in constellations Vela, Puppis and Carina. This extremely large nebula may have been cause by a supernova, which compressed a lot of gas and pushed it outwards. The faint red arc above the plane of the Milky Way just above Gum 12 may be connected to Gum 12 and may have been caused by the same supernova. At least that's my guess. This APOD
helps you locate various nebulae embedded in the Gum nebula.
There is a faint nebula to the right of the Gum nebula which I don't recognize. However, it appears to be centered on the great Tau Canis Majoris cluster. That makes sense. Tau Canis Majoris is a great O star, and there is another O star, 29 Canis Majoris
, located relatively close by. Together these two great O stars would definitely blow out a cavity around themselves and compress the gas they have sent flying into a glowing red ring.
The next nebula is the Seagull Nebula
Now I'm sure you can see Orion
with all its nebulae hanging below the plane of the Milky Way.
The small bright round nebula in the plane of the Milky Way is the Rosette Nebula
The much fainter nebula to the upper right of the Rosette nebula is the NGC 2264 cluster, with the Cone Nebula and the Christmas Tree cluster
. Here you can see a picture of Rosette Nebula on the right and the Cone and Christmas Tree cluster nebula on the left
. You can see how much brighter the Rosette Nebula is than the Cone and Christmas Tree cluster nebula. But the latter is surrounded by a large, faint nebula.
Phew! I'm done!
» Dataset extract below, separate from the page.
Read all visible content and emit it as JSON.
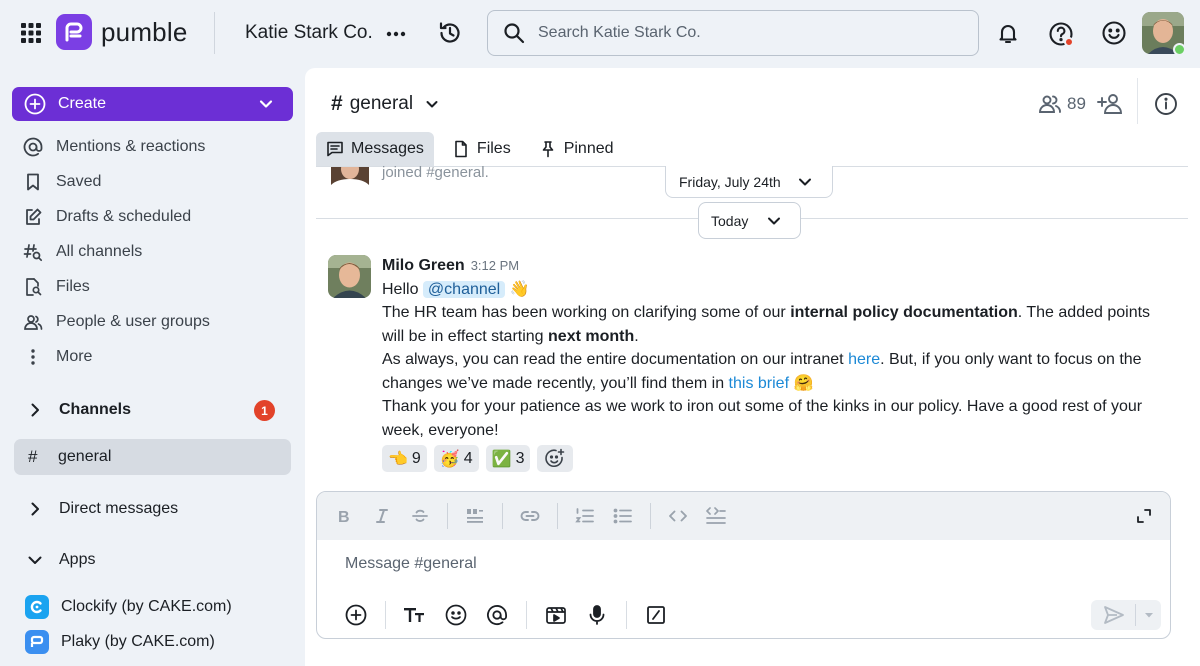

But if you bear in mind that I looked up all the obvious nebula in that Milky Way image, you have to admit that the nebulae in the Milky Way are pretty small, few and far between.